Cauledon

(because it breaks like Cauledon 1865 a stalk). A species of fracture, when the bone is broken transversely so as not to cohere.

Caulias

(From Caulias 1866 a stalk). An epithet for that juice of the asafoetida plant which flows from the stalk, by way of distinction from that which flows from the root, and is called rizias. Its stalk is styled caulos.

Caulis

And Caulos, (from kalah, a Chaldean term). The stalk. See Caudex. It is a name also for both the penis and vagina; and in corn and grass it is called the blade. It is a name for a cabbage or colewort. See Brassica sativa.

Caulis florida. See Cauliflower.

Caulodes

(From Caulodes 1868 cabbage). See Brast sica.

Cauma

(From Cauma 1869 to burn). The heat of the atmosphere; or of the body in a fever.

Caunga

See Areca.

Causis

(From Causis 1872 uro, to burn). See Ambusta.

Causcdes Febris

(From Causcdes Febris 1873 to burn). See

Febris ardens.

Causoma

(From the same). In Hippocrates signifies a burning heat and inflammation.

Caustica

Caustics, (from Caustica 1874 to burn). See Escharotica.

Causus

(From Causus 1876 uro,to burn). See Ardens febris and Dipsas.

Ca Van

Dicta Thora parou. See Cajan.

Caverna

(From cavus, hollow). A cavern. See also Pudendum Muliebre.

Caviarium

(From caviar). It is the pickled roe of the sturgeon.

Cavicula

And Cavilla, (from cavus). See Astragalus, and also Cuneiforme os.

Cavitasinnomina

"Ta,(from the same). See Auricula.

Cayenne

Ca Yan. See Piper Indicum.

Cayutana Luzonis

See Fagara major.

Cazabi

SeeCassada.

Ceanothos

(From Ceanothos 1878 because it pricks at the extreme parts). See Carduus haemorrhoidalis..

Ceanothus

See Celastus inermis.

Ceasma

(From Ceasma 1879 to split, or divide). A fissure or fragment.

Cebip

L'ra Brasiliensibus. (Indian.) Guacu, or Miri. A tree which grows in Brasil. Its bark is bitter and astringent, and the decoction is employed in baths and fomentations for the relief of pains in the limbs, diseases from cold, tumours of the feet and belly, itch, and other cutaneous diseases. It is figured by Margrave in his plants of Brasil, p. 100, but its botanical place has not been ascertained.

Cecis

(From Cecis 1880 to spring). A gall of the oak.

So called because it springs suddenly from the oak. See Gallae.

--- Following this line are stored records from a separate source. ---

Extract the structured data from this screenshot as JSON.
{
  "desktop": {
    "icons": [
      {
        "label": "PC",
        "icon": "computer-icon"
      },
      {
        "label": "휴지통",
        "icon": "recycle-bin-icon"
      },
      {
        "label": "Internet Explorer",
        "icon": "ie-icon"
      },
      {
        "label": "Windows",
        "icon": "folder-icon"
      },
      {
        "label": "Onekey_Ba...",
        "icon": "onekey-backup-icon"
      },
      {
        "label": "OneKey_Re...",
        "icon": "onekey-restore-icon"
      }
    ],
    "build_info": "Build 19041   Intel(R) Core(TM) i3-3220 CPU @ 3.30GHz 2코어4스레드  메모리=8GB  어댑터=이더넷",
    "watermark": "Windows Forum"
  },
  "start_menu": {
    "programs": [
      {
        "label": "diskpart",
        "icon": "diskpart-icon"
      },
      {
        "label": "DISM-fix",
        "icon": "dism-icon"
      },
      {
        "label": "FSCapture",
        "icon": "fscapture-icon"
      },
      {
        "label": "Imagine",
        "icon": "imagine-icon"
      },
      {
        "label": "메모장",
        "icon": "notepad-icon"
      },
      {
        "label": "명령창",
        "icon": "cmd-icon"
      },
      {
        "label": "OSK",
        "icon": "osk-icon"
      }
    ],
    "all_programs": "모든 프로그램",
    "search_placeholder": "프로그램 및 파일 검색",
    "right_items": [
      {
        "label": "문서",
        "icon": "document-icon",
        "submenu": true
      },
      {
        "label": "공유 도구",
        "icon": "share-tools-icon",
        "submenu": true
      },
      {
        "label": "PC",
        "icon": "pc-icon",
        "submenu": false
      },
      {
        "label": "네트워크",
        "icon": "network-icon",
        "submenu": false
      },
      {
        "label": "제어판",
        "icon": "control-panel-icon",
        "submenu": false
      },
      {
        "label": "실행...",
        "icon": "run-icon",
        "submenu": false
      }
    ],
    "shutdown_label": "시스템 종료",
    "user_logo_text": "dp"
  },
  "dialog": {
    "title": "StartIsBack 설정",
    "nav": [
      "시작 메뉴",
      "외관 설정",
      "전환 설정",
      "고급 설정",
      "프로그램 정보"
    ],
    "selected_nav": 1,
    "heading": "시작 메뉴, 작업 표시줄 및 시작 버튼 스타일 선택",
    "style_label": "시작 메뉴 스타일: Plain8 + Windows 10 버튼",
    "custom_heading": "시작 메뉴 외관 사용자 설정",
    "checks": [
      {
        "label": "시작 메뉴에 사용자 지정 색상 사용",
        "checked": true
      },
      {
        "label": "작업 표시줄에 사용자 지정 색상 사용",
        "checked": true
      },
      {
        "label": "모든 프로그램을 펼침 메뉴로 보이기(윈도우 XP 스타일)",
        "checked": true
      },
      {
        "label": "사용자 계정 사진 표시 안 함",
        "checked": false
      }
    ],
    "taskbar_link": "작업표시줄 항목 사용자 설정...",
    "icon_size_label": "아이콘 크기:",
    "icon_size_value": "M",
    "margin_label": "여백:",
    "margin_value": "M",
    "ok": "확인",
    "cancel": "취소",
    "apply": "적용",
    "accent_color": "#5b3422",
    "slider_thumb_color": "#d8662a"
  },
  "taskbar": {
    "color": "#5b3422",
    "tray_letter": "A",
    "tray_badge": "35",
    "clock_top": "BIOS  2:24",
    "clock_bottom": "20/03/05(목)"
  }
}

Cecryphalos

(From Cecryphalos 1881 to Aide). The net in which women confined their hair (Hippocrates). It is also applied to one of the stomachs of ruminating animals. See Abomasum.